---- SOURCE DATA

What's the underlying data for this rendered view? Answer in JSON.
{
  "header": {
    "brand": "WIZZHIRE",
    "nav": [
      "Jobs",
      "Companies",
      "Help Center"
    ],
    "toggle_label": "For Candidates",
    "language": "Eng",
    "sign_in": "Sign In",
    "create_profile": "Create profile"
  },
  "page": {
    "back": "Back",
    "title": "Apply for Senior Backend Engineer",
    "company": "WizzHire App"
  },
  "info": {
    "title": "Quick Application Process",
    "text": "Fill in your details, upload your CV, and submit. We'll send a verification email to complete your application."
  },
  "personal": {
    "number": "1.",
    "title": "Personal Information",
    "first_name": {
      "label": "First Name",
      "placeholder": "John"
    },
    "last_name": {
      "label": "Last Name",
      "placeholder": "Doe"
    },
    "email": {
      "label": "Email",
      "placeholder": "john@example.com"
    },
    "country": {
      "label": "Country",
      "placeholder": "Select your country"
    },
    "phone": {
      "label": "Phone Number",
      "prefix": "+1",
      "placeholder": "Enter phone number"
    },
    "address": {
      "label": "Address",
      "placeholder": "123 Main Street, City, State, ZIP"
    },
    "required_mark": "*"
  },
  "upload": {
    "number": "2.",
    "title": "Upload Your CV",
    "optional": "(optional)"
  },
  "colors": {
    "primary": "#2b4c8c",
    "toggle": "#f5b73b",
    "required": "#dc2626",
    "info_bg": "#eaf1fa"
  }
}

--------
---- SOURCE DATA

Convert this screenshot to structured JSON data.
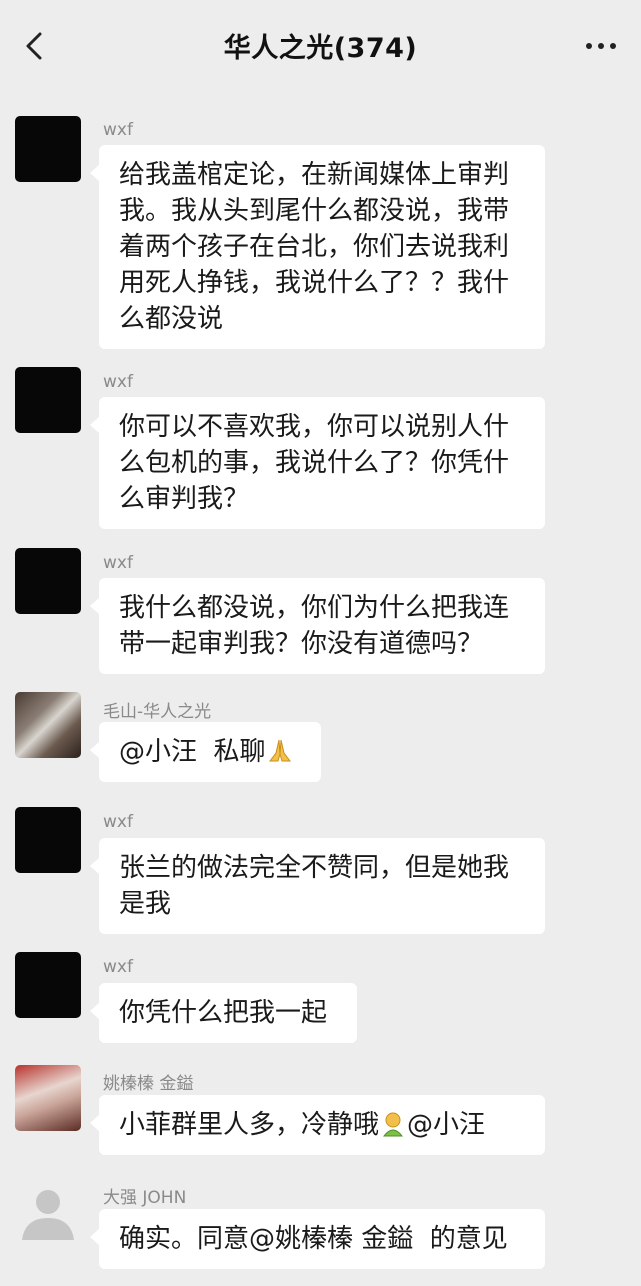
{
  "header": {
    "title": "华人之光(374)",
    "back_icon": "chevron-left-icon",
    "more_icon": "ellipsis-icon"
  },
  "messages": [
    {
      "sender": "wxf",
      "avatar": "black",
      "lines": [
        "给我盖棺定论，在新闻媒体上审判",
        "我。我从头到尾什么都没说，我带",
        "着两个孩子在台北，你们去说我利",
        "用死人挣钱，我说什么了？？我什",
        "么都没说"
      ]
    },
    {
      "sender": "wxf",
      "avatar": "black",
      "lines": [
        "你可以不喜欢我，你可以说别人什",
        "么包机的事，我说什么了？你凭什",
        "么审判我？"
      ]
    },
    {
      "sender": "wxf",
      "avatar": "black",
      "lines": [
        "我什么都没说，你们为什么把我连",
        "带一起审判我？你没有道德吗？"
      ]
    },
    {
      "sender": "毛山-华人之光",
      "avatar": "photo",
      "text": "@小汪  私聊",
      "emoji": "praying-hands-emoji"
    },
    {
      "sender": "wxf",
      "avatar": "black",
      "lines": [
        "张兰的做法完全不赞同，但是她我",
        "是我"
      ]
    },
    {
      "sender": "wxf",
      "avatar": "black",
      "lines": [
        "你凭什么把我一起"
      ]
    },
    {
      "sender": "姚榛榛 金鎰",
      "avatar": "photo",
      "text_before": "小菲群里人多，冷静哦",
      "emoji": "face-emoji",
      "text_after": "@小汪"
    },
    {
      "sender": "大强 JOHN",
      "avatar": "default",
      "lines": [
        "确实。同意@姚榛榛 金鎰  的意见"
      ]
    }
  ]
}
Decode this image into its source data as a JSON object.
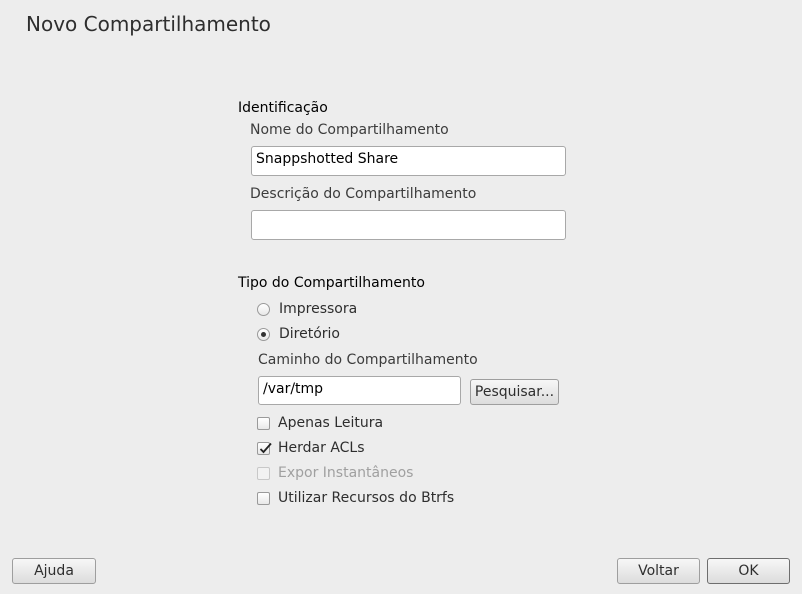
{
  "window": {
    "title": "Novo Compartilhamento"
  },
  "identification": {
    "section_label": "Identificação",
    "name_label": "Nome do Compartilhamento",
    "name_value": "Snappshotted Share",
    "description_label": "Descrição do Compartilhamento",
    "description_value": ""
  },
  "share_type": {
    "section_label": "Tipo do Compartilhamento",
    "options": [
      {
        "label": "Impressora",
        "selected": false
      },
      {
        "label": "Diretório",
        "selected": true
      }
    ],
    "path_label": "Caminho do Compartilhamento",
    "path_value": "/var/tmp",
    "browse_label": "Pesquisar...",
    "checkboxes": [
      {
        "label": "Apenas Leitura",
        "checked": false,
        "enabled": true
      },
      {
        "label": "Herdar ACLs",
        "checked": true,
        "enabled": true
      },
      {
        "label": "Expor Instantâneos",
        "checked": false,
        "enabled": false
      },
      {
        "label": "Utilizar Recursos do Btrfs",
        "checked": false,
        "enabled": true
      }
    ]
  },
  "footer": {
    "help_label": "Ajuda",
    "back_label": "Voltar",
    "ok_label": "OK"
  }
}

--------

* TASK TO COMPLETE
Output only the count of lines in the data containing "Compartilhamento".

* RESPONSE TO THIS TASK
5